Cecile Licad sported a new look in her latest triumphant concerts in New Mexico and Texas last weekend. Her new bob made her look many years younger and her Filipino fans were cheering.
Licad fan Franco Mendoza drove four hours from Houston to Stephenville, Texas, to watch her recital, consisting of Liszt’s B Minor Sonata and Chopin’s 12 Etudes, Op. 25.
The Texas concert was part of the annual piano festival.
Observed Franco: “The audiences were in awe of her and everyone remained in rapt attention. I guess their jaws dropped at the Winter Wind Etude which Cecile played so effortlessly.”
Leslie Spotz, associate professor of piano in a state university in Texas, said: “As far as I know, this music has never been performed in Texas in a live concert by a woman. So, in a way, this was a historic event. Ms Licad’s repertoire for this concert was as fiendishly difficult as it got.”

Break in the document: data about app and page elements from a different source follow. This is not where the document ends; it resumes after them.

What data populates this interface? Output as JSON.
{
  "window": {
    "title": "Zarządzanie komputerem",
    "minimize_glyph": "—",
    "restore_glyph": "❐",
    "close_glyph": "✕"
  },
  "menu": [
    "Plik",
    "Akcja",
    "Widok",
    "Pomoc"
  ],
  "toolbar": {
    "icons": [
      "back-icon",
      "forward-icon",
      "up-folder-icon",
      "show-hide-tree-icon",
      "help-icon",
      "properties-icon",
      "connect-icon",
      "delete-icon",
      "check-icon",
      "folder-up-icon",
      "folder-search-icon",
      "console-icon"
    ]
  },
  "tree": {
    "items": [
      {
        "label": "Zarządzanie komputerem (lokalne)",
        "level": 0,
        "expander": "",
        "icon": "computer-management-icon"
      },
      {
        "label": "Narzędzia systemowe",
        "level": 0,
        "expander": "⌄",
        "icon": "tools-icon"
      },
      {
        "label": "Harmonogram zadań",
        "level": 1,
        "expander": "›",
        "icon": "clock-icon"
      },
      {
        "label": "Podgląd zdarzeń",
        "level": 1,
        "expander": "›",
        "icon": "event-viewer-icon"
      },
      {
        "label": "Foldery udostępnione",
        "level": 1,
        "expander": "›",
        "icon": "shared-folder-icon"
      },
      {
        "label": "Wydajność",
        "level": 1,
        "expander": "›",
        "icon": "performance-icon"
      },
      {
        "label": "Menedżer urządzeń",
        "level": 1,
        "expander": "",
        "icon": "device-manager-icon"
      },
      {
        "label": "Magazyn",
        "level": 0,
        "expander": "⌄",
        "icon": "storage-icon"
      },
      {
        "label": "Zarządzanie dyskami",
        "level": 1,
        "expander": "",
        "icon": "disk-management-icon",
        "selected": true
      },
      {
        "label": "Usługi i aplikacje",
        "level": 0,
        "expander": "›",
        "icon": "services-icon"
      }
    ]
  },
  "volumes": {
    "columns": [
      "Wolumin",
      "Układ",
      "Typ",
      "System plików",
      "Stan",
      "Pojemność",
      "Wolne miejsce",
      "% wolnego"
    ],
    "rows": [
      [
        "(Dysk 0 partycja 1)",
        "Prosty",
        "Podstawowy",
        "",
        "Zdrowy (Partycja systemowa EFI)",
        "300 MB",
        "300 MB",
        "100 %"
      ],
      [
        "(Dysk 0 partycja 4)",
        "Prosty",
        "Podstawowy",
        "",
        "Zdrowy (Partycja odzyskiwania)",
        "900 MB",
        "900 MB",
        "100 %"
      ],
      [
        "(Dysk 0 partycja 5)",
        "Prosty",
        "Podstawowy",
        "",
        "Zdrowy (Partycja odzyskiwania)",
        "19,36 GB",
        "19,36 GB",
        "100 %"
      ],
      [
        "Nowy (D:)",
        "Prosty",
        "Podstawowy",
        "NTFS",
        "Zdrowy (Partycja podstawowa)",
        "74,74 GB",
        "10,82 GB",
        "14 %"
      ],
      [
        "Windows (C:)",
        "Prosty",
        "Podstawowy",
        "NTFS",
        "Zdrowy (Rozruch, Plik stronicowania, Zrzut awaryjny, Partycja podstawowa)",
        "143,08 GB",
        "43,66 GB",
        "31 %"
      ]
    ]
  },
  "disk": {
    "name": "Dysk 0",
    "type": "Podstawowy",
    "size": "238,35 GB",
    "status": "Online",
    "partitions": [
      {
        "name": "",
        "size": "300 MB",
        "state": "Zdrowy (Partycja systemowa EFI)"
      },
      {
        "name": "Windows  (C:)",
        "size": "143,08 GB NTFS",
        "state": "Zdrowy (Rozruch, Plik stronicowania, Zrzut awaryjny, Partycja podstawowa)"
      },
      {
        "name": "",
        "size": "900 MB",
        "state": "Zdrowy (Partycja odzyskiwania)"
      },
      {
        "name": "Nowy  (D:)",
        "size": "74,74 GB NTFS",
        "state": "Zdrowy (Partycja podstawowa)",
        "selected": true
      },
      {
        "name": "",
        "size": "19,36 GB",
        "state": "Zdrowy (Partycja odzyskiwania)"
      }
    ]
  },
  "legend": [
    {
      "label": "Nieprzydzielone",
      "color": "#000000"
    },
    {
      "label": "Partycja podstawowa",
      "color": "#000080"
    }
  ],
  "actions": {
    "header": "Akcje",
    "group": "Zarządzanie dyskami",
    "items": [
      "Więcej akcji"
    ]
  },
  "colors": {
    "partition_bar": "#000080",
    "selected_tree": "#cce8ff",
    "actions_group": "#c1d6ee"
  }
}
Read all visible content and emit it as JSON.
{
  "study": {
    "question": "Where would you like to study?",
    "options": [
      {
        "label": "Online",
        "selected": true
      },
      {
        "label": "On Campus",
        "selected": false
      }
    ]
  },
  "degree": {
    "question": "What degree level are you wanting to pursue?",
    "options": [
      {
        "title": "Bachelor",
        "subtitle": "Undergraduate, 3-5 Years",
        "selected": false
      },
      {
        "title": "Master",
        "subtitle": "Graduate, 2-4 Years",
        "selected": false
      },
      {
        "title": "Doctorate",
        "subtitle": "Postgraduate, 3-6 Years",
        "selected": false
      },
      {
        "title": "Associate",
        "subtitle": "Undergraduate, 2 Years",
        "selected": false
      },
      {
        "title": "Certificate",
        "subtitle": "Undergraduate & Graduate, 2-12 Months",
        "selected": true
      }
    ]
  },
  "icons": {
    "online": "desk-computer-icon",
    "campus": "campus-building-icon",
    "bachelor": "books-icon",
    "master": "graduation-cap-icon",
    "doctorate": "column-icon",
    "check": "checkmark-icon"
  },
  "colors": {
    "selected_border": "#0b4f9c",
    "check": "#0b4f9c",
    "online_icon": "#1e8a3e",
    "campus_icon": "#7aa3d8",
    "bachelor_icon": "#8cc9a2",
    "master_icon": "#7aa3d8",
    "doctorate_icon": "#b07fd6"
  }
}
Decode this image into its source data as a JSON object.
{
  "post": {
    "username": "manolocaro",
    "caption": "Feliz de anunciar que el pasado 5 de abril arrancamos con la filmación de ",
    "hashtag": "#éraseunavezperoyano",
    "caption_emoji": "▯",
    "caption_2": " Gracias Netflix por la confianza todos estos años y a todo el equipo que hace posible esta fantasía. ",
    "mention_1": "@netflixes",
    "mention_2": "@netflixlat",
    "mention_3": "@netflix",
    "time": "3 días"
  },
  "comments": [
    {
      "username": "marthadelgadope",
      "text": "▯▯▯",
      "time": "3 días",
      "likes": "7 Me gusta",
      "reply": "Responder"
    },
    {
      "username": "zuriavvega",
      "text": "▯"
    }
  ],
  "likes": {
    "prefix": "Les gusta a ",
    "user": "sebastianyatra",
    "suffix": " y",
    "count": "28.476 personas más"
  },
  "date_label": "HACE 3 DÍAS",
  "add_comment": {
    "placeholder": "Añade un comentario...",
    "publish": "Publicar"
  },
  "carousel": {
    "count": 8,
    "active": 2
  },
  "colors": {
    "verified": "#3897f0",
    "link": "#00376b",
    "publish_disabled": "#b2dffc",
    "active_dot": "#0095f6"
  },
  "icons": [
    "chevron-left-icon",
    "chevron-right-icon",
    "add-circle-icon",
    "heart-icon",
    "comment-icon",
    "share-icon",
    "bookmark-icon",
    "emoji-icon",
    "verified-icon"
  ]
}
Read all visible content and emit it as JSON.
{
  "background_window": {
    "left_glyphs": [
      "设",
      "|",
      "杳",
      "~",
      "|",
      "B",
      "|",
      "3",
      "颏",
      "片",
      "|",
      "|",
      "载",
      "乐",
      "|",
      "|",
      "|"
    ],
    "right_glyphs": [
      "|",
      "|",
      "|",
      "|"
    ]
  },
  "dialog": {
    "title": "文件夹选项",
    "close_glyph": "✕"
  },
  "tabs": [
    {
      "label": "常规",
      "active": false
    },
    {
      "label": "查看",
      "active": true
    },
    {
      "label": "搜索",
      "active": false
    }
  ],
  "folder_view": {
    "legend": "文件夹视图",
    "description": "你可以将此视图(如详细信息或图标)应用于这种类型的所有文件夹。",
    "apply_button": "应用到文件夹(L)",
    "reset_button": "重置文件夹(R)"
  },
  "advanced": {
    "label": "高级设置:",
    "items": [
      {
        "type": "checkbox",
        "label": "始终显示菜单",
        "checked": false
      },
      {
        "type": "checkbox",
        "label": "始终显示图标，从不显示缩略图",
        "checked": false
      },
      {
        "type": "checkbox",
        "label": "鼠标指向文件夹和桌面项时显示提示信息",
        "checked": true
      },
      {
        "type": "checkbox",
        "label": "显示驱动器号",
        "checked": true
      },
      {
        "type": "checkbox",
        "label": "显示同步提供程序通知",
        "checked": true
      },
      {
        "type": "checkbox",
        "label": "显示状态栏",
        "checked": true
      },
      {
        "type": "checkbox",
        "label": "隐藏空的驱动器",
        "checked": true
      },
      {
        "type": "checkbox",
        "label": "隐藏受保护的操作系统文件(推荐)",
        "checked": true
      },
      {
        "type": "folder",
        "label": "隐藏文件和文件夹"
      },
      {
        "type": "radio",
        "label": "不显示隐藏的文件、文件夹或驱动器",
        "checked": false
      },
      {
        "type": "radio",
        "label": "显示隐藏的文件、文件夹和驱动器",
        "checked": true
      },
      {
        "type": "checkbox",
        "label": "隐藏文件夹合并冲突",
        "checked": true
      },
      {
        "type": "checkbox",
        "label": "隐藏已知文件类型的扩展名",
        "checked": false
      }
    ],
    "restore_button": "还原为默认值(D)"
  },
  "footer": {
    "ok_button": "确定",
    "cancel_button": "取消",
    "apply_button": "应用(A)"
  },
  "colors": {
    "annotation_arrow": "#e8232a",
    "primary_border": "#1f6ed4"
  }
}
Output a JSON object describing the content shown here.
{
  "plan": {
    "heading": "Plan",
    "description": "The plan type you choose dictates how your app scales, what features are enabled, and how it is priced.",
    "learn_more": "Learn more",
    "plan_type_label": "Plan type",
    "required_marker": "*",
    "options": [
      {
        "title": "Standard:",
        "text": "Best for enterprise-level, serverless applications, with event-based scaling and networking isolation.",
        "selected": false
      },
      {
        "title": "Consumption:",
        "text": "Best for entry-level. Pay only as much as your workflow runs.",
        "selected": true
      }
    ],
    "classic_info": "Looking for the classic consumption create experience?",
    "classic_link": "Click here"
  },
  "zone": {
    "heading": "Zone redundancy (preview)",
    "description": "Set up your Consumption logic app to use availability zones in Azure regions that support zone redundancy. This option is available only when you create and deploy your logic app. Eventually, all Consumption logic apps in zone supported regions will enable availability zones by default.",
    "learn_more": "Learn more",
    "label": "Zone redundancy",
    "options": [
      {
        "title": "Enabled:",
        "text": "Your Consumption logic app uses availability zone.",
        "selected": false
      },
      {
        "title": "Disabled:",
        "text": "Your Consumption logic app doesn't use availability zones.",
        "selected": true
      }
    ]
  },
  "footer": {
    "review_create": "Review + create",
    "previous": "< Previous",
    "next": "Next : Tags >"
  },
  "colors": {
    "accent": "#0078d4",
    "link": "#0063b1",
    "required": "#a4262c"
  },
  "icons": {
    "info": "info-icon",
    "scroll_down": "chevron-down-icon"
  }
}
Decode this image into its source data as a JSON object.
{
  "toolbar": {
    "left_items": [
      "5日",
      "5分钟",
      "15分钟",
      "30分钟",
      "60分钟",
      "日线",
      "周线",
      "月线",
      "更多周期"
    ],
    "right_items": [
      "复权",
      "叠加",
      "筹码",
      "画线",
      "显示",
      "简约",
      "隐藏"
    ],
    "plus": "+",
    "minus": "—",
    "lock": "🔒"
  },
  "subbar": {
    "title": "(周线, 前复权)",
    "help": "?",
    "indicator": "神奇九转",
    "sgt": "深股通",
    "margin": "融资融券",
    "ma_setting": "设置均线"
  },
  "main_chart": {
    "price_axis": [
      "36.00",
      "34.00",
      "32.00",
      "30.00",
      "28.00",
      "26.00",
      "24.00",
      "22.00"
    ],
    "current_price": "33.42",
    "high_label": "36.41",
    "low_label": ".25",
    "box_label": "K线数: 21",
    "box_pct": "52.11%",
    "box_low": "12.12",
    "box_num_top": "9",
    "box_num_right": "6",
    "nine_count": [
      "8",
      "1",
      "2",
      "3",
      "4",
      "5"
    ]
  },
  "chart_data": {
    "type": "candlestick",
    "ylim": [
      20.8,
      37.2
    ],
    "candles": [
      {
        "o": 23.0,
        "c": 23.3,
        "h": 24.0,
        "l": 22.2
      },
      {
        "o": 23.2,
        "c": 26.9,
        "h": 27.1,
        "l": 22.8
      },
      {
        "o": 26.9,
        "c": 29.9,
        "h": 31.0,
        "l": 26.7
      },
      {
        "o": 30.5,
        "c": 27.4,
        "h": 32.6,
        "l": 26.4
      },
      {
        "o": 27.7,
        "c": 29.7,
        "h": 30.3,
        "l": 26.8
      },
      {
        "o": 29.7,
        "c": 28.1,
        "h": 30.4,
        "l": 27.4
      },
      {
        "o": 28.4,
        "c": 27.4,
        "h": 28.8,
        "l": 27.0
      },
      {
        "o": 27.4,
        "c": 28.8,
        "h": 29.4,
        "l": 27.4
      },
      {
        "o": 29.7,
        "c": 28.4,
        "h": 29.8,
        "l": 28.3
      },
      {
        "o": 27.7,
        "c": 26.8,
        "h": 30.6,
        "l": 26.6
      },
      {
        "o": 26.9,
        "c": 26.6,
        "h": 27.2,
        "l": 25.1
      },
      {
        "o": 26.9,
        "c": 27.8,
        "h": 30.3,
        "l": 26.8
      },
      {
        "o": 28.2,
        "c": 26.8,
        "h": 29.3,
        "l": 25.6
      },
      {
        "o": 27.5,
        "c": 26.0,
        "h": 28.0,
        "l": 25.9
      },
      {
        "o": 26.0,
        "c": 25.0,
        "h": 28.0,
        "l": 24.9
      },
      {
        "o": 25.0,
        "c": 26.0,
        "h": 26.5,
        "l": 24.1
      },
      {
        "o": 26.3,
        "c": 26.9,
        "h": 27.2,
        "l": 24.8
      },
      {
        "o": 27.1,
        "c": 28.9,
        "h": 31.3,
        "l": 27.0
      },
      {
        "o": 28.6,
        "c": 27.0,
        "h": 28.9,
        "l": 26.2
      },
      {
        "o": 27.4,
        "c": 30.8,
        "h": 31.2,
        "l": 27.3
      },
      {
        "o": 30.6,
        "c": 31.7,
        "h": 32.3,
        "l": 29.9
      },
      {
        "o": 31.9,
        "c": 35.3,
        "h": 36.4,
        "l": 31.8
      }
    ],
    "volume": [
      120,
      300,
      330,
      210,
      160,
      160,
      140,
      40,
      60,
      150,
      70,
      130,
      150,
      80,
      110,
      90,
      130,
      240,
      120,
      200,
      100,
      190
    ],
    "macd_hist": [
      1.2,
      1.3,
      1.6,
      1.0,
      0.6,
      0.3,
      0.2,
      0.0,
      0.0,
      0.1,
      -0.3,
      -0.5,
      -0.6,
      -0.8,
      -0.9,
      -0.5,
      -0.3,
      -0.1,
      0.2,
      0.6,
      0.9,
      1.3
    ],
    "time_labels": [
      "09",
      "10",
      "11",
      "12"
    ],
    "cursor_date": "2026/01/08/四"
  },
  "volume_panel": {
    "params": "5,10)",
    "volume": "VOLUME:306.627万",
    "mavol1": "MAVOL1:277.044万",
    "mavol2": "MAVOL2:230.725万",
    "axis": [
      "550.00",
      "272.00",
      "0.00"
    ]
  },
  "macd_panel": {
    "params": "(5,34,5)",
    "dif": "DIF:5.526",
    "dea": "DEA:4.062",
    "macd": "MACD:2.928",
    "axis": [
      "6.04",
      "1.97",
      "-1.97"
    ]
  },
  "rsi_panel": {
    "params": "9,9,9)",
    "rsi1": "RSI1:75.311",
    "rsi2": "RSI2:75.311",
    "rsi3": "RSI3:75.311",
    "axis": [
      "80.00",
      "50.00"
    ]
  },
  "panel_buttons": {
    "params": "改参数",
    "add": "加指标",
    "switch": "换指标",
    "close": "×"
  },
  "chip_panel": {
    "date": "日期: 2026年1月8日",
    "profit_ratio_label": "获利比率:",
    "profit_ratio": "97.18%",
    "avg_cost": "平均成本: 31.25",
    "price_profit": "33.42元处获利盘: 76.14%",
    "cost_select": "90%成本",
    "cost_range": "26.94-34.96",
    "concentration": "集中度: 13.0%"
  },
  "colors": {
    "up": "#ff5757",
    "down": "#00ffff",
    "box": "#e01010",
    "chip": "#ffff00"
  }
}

Earlier, Licad was soloist of the Santa Fe Pro Musica Chamber Orchestra under Thomas O’Connor, playing Brahms Piano Concerto No. 1 in D Minor, Op. 15, at the 820-seater Lensic Performing Arts Center in Santa Fe, New Mexico, to rousing standing ovations last Jan. 27-28.
It is the same piano concerto that got the Filipino pianist her first standing ovation in Moscow in April last year with the Russian State Orchestra.
One of the few Filipinos in a predominantly American audience was Dr. Lara Halili, a certified Licad fan who filed a six-day leave of absence from her hospital work to watch Cecile Licad.
“One of the rewards of leaving your work to watch a great Filipino pianist perform in a foreign land is that you are virtual witness to the fact that she is well-loved by audiences not just in her native country,” said Lara.
Licad admitted to her Filipino fan that the Brahms concerto was one of the toughest in the repertoire. “Playing that is like climbing a mountain, but you are instantly rewarded because the music is so profound,” she told Lara, who watched the Licad concerts for two successive nights.
With Lea and Lisa
Licad is headed for the Philippines next month, before her Boston engagement, to perform with Philippine Broadway star Lea Salonga and prima ballerina Lisa Macuja Elizalde, with conductor Gerard Salonga and the Filharmonika orchestra on March 17 at the CCP Main Theater.
The two latest CDs of Licad with celebrated German cellist Alban Gerhardt—Casals Encores and Faure Cello Sonatas—continue to receive rave notices.
British music critic Andrew Clements wrote that Gerhardt’s account of Fauré’s two cello sonatas, both late works, repaid careful listening.
“Like the works themselves, his playing and that of the pianist Cecile Licad is full of subtleties, the half-tones and inflections that make the chamber music of Fauré’s final decade so elusive and fragile. Nothing here is forced or made to conform; whether it’s the urgent outpourings of the first movement of the D Minor Sonata, Op. 109, or the utterly different slow movement of the G Minor, Op. 117, the pacing seems perfectly natural, the coloring distinctive.”
Another British music critic, Jeoffrey Norris, wrote: “A gorgeous performance of the well-known Élégie comes as the first of the five ‘encores’ on this magnificent disc devoted for the most part to Fauré’s two cello sonatas, the D Minor, composed in 1917, and the G Minor from 1921. The passion and sorrowful rapture that Alban Gerhardt and Cecile Licad bring to the Élégie are complemented by the yearning ardor of a Romance, the virtuoso flutter and bustle of Papillon, the lyrical sweep of the Sérénade and the delicate lilt of the Sicilienne, which is also familiar in orchestral guise.”
Cecile Licad performs with Broadway star Lea Salonga and Filipino prima ballerina Lisa Macuja Elizalde on March 17, at the CCP Main theater. She will also perform on March 22 at the Holy Angel University in Angeles City and in Cebu City.